_WHAT YOU ARE ASKED TO DO_
For each line below that contains the string "this", copy that line.

_STUDY MATERIAL_
★ ★ ★
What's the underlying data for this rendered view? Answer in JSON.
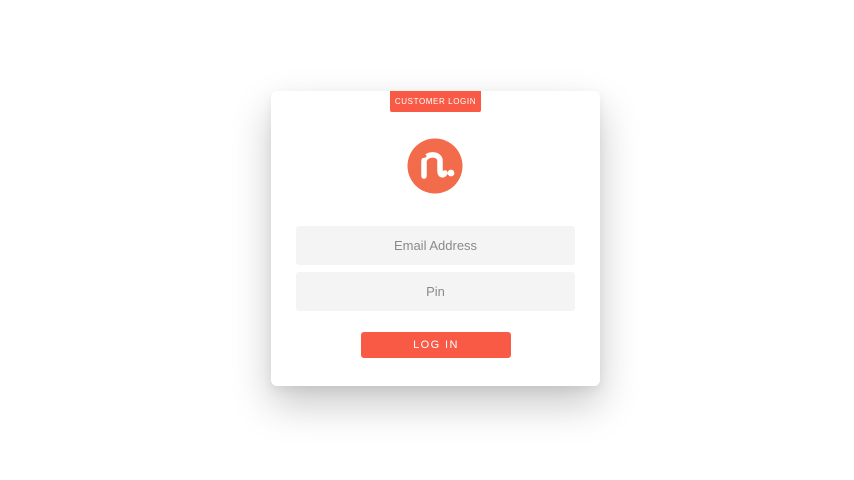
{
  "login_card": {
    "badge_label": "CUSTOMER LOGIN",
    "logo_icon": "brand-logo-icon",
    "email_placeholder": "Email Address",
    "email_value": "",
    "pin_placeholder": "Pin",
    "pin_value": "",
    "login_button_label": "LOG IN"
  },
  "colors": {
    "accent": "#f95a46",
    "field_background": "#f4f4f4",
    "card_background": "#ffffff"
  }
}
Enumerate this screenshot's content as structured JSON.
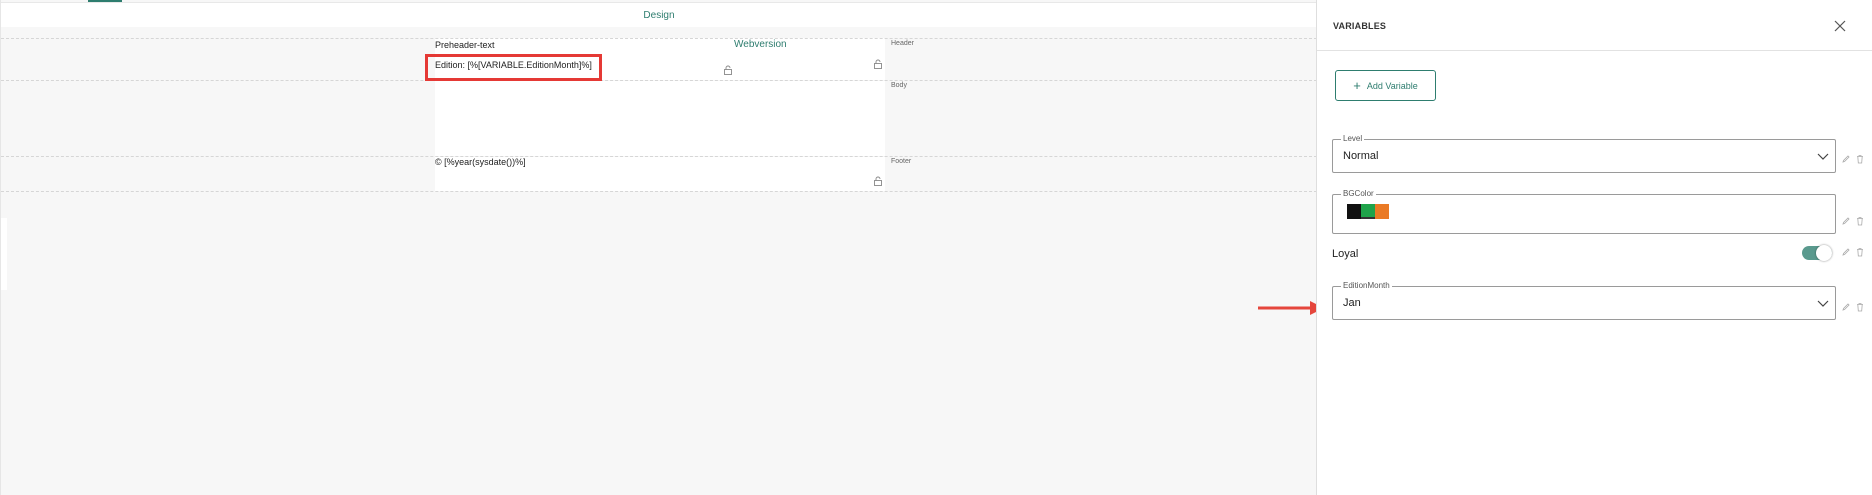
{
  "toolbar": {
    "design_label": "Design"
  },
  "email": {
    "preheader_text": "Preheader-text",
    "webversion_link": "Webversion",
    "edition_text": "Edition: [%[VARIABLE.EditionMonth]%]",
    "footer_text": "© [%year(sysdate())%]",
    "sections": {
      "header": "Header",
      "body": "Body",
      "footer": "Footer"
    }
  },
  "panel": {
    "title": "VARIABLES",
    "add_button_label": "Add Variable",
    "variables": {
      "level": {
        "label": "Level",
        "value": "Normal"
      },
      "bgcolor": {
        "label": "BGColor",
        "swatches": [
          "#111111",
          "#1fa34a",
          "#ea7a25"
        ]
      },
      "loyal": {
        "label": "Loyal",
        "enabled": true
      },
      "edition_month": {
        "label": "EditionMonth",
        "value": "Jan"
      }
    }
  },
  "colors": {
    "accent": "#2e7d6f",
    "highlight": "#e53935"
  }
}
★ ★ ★
_SOLUTION_
What's the underlying data for this rendered view? Answer in JSON.
Enumerate this screenshot's content as structured JSON.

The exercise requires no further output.